Element data from apps and pages
---
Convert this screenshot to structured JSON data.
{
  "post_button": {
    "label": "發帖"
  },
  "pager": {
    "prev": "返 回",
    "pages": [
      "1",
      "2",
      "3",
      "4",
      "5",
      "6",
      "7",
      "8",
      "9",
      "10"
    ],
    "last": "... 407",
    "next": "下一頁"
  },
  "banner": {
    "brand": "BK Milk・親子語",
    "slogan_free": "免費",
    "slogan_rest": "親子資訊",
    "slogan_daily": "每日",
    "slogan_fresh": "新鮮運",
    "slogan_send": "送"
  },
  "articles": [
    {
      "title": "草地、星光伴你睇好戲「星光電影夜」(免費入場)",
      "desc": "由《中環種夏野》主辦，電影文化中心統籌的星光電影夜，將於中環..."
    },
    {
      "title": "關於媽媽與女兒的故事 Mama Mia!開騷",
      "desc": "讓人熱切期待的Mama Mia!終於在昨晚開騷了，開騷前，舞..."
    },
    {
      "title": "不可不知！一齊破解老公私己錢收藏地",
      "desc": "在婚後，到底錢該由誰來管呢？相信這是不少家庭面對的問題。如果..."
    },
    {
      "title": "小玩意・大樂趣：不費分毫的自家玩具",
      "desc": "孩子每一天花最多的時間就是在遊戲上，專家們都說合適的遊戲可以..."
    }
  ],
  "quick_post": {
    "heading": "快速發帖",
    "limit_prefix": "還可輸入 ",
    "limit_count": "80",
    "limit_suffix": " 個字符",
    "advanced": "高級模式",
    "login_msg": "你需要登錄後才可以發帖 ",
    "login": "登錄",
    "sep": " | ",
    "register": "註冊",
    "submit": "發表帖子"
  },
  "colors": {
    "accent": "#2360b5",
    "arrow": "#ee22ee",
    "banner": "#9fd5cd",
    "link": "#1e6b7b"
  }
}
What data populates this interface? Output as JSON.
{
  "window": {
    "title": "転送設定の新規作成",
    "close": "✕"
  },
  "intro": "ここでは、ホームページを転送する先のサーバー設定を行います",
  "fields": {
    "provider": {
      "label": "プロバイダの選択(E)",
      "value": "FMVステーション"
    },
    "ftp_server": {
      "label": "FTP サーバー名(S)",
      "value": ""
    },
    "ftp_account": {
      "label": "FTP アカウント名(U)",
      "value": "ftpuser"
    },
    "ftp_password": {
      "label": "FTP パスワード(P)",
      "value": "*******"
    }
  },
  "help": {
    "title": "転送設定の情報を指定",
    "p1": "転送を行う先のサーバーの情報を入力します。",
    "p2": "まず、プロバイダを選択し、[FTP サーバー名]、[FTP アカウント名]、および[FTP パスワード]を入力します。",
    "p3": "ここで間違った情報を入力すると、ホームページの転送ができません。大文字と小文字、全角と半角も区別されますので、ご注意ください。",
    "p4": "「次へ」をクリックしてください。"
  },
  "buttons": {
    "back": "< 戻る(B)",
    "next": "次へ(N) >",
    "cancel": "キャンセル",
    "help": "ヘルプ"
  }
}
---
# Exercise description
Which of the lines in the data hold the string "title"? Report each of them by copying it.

# Solution for this exercise
      "title": "草地、星光伴你睇好戲「星光電影夜」(免費入場)",
      "title": "關於媽媽與女兒的故事 Mama Mia!開騷",
      "title": "不可不知！一齊破解老公私己錢收藏地",
      "title": "小玩意・大樂趣：不費分毫的自家玩具",
    "title": "転送設定の新規作成",
    "title": "転送設定の情報を指定",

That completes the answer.